The regional airlines are also expanding their interline agreement with foreign carriers as they seek to increase their reach through codeshare.
The interline agreements and expansion of routes, mean that travellers from countries such as Uganda and Tanzania, no longer have to transit via Jomo Kenyatta International Airport to destinations where their local carriers do not fly.
Uganda Airlines, which resumed operations less than two years ago has for the first time started flights to South Africa and Dubai routes after plying within the region since its inauguration.
The Entebbe-based carrier begun the Dubai route a fortnight ago with three flights, and now wants to increase the frequencies from the current three weekly to four or five as the demand on the route grows.
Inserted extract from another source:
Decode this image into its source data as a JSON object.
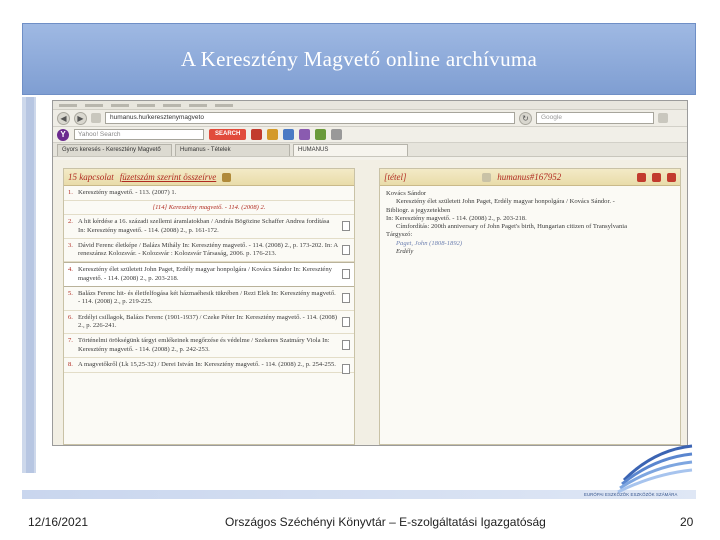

“We are flying a 285-seater craft and on the first day, we flew just 80 people. On the second day, we flew 220 passengers. You can only grow a route depending on the frequency you fly and the market reaction. We will stimulate the route to about four or five times a week,” the airline’s acting chief executive Jennifer Bamuturaki said in an interview with the East African.
Emirates codeshare pact
Dubai is the carrier’s first long-haul intercontinental route, and it’s banking on high number of passengers and frequencies to maintain that destination.
The Ugandan carrier recently entered into a codeshare agreement with Emirates, allowing passengers to fly either carrier on the Entebbe-Dubai route and fly and connect with Uganda Airlines to East Africa.
Also, early this month, Air Tanzania received a delivery of two Airbus A220-300 aircraft lifting the number of this model of airbus in its fleet to four. Air Tanzania first took delivery of the A220 in December 2018, becoming the first African operator to have this type in their fleet.
The Tanzanian carrier is now ready to expand its international reach with additional aircraft that now raises its fleet to slightly over 10.
“With the addition of the A220 in our fleet, we are confident that we will expand our footprint in the growing African markets and beyond, as we unlock additional routes and regain our position as a key player in the African air transport market,” said Ladislaus Matindi, Air Tanzania managing director in a statement.
KQ-South African Airways pact
Air Tanzania and Air India early this year announced an interline agreement between the two carriers aimed at increasing connectivity for customers of both airlines.
Kenya Airways last month signed a memorandum of cooperation with South African Airways with the view to forming a pan-African Airline in future.
The cooperation will see the two carriers look at possible ways of aligning their cargo, passenger and other commercial services in order to form a single entity that will benefit from the huge market where the two airlines operate.
The carriers say the partnership will see an increase in passenger traffic, cargo opportunities, and general trade by taking advantage of strengths in South Africa, Kenya, and Africa.
Last year, Kenya Airways received permission to operate direct cargo flights between Johannesburg and other Southern Africa capitals, capitalising on the absence of South African Airways to serve that market.